Ontario pharmacies allowed to expand medical services

* Ontario pharmacists now allowed to renew prescriptions

* Government will pay C$7.50 per patient for flu shots

* Industry association to push for other payments

* Despite lobbying, new services have lagged drug price cuts

TORONTO, Oct 9 (Reuters) - Pharmacists in the Canadian province of Ontario have been granted the right to administer flu shots, renew prescriptions and perform other healthcare services that could help offset revenue lost through provincial curbs on generic drug prices.

The changes, announced on Tuesday on an Ontario government news site, could benefit Shoppers Drug Mart Corp and other chains which have lobbied for a greater role in the province's publicly funded healthcare system.

"It's been a struggle to get it moved forward, the implementation, so we're very pleased," said Dennis Darby, chief executive of the Ontario Pharmacists' Association.

In recent years, new provincial curbs on prices and reimbursement rules for generic drugs has held back prescription revenue growth at Shoppers and rivals such as Quebec-based Jean Coutu Group Inc . New services could boost earnings over the long run.

Ontario has agreed to pay pharmacies C$7.50 for every flu shot administered, which Darby says will roughly cover costs. The vaccine itself is free, thanks to a provincial program that pays for flu shots for all residents.

In a release, Shoppers said it would run flu clinics in more than 460 stores starting Oct. 15. Ontario is its biggest market.
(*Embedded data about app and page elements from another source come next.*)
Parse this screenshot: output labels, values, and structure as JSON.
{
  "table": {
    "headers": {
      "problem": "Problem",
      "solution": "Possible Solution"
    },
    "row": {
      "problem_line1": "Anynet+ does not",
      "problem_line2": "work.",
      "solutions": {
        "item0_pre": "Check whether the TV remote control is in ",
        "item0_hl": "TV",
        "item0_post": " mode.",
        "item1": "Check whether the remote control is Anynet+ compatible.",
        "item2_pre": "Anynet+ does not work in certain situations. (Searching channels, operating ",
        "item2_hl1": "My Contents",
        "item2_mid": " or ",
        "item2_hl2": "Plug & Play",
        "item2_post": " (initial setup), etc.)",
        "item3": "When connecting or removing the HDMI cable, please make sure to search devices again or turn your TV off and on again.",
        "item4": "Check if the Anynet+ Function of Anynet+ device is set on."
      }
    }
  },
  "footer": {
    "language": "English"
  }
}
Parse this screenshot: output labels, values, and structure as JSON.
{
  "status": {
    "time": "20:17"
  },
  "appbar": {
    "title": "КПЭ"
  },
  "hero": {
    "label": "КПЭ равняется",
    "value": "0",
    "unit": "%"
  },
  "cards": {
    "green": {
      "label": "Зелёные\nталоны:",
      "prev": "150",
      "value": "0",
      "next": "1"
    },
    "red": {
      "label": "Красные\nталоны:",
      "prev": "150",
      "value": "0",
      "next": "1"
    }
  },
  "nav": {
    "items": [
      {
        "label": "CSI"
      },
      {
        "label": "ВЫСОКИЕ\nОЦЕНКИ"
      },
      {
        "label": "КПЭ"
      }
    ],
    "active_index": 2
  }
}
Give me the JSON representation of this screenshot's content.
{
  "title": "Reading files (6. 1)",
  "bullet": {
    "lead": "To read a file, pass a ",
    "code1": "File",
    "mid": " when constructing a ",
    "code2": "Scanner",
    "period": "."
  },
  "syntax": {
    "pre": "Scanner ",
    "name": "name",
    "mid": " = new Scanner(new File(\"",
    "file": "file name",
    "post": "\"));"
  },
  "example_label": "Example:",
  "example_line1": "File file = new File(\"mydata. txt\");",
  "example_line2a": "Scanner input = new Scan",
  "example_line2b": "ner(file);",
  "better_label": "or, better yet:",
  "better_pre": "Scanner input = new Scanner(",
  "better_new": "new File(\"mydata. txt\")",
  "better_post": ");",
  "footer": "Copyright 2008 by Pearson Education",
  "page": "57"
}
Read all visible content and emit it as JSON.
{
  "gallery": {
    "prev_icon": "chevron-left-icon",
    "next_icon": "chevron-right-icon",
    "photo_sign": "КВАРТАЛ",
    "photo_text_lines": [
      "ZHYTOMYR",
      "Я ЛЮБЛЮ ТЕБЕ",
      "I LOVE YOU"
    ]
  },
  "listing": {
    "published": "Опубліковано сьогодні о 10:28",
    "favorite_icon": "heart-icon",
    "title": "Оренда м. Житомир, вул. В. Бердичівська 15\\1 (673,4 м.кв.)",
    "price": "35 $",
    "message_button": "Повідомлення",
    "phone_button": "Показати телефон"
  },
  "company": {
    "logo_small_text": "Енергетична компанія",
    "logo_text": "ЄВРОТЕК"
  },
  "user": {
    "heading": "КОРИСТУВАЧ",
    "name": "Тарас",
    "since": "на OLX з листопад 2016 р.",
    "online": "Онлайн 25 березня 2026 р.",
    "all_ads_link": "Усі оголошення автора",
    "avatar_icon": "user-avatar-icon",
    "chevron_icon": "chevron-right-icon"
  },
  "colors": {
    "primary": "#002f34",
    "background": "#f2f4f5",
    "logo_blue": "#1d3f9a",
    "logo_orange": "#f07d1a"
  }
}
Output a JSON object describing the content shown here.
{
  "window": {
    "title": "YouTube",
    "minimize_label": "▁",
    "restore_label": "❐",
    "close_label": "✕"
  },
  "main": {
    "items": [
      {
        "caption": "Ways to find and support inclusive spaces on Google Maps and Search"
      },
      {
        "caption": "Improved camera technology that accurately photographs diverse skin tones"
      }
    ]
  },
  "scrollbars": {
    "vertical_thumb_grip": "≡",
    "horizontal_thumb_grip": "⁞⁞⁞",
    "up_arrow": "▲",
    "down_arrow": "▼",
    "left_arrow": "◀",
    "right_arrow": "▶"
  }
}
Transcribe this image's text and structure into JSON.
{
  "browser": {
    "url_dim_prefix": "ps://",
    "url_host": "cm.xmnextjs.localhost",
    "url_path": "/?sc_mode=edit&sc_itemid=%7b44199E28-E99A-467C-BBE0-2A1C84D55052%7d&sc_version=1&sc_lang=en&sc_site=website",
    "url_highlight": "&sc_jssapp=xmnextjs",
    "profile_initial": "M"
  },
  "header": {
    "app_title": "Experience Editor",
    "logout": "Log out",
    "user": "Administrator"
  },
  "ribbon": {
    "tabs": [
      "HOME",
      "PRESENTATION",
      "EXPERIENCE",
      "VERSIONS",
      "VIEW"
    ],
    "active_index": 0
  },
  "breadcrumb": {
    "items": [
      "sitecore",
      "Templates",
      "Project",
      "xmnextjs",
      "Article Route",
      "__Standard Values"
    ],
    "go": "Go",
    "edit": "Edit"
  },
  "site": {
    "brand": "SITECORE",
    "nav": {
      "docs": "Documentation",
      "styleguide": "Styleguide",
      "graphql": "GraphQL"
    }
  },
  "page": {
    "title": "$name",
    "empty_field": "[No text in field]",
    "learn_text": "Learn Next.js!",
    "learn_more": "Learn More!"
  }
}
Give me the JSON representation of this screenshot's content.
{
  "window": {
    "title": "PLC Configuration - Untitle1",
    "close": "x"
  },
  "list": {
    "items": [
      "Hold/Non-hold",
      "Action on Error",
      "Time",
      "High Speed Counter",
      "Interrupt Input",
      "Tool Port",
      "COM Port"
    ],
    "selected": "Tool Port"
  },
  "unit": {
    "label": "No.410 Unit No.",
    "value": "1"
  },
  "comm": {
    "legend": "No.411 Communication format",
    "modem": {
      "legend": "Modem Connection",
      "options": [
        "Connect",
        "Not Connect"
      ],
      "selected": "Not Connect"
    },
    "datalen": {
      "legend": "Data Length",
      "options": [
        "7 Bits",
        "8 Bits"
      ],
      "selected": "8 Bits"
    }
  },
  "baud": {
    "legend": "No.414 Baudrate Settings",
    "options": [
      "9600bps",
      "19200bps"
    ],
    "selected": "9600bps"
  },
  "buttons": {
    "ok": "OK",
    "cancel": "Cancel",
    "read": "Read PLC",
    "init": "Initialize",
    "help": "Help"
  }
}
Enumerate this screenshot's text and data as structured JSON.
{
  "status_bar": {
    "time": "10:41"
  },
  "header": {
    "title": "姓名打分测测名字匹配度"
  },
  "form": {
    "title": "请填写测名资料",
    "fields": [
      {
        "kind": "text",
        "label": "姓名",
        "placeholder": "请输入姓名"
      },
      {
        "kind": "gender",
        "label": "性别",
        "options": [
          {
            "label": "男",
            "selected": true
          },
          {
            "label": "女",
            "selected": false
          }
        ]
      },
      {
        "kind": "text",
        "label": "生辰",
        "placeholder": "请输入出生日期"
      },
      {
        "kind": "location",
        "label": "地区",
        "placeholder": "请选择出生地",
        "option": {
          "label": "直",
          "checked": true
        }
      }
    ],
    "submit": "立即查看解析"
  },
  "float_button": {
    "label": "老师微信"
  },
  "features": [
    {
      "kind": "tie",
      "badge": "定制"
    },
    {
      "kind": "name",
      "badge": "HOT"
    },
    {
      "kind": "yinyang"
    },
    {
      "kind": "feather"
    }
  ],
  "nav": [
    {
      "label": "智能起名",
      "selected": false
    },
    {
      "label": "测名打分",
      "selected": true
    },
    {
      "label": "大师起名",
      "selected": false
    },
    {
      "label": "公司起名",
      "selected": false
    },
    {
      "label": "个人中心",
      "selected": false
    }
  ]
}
But Darby said pharmacies will only have access to 100,000 doses in the first year of the program.

The province has not promised to pay for any of the other new services. Negotiating more payments is a priority, Darby said: "I'm very hopeful."

Asked whether the government might consider more payments, government spokeswoman Zita Astravas said, "not at this time." She noted that pharmacies are allowed to charge patients a small fee for the services, though not for flu shots.

Under the new regulations, pharmacists can prescribe drugs to help patients quit smoking, demonstrate the use of blood glucose monitors, or show them how to inject themselves with substances like vitamin B12 by administering the first dose.

(Reporting by Allison Martell; Editing by Bernard Orr)

((allison.martell@thomsonreuters.com)(+1 416 941 8196)(Reuters Messaging: allison.martell.thomsonreuters.com@reuters.net))